== Dataset excerpts

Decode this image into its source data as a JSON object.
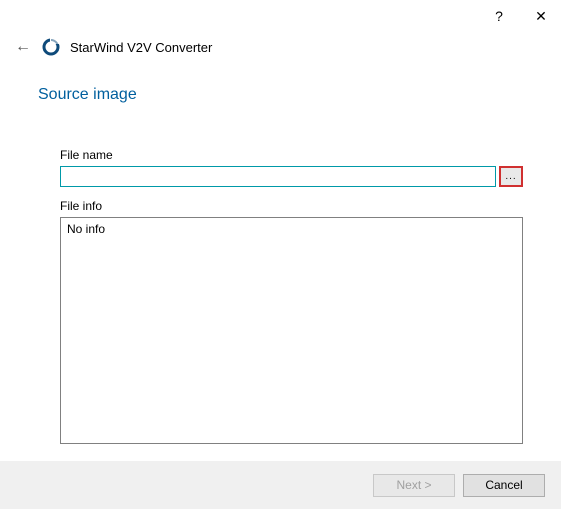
{
  "titlebar": {
    "help_glyph": "?",
    "close_glyph": "✕"
  },
  "header": {
    "back_glyph": "←",
    "app_title": "StarWind V2V Converter"
  },
  "page": {
    "title": "Source image",
    "filename_label": "File name",
    "filename_value": "",
    "browse_label": "...",
    "fileinfo_label": "File info",
    "fileinfo_content": "No info"
  },
  "footer": {
    "next_label": "Next >",
    "cancel_label": "Cancel"
  }
}
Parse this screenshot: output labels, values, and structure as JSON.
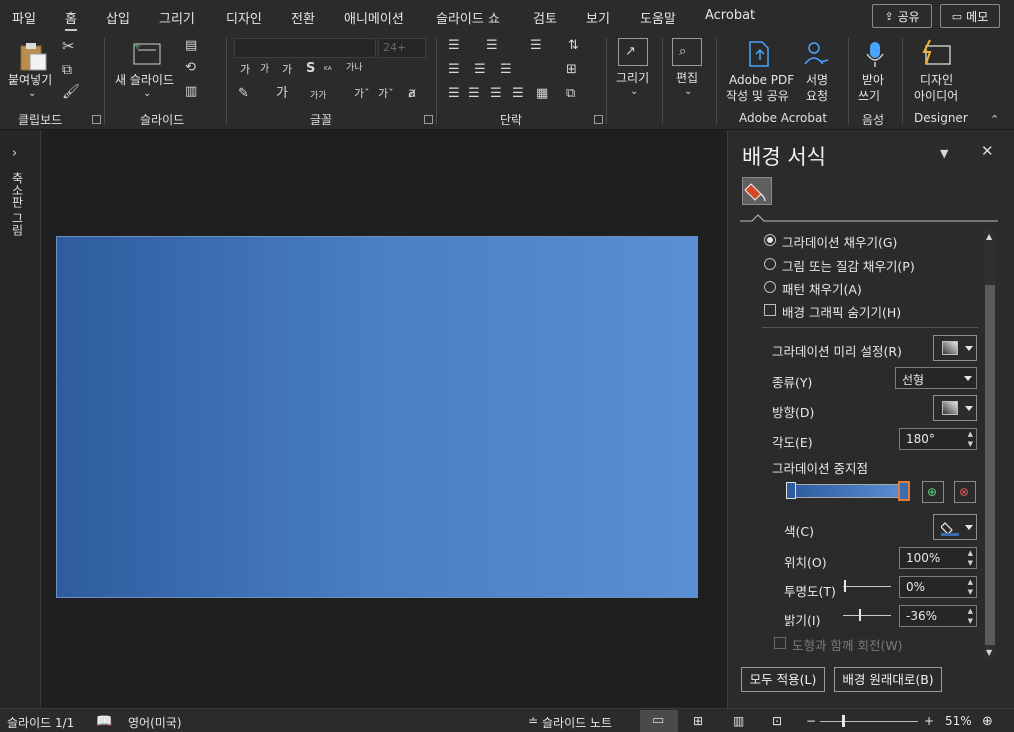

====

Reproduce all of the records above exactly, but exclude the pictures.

:: Result ::
Decode this image into its source data as a JSON object.
{
  "titlebar": {
    "help_glyph": "?",
    "close_glyph": "✕"
  },
  "header": {
    "back_glyph": "←",
    "app_title": "StarWind V2V Converter"
  },
  "page": {
    "title": "Source image",
    "filename_label": "File name",
    "filename_value": "",
    "browse_label": "...",
    "fileinfo_label": "File info",
    "fileinfo_content": "No info"
  },
  "footer": {
    "next_label": "Next >",
    "cancel_label": "Cancel"
  }
}
Parse this screenshot: output labels, values, and structure as JSON.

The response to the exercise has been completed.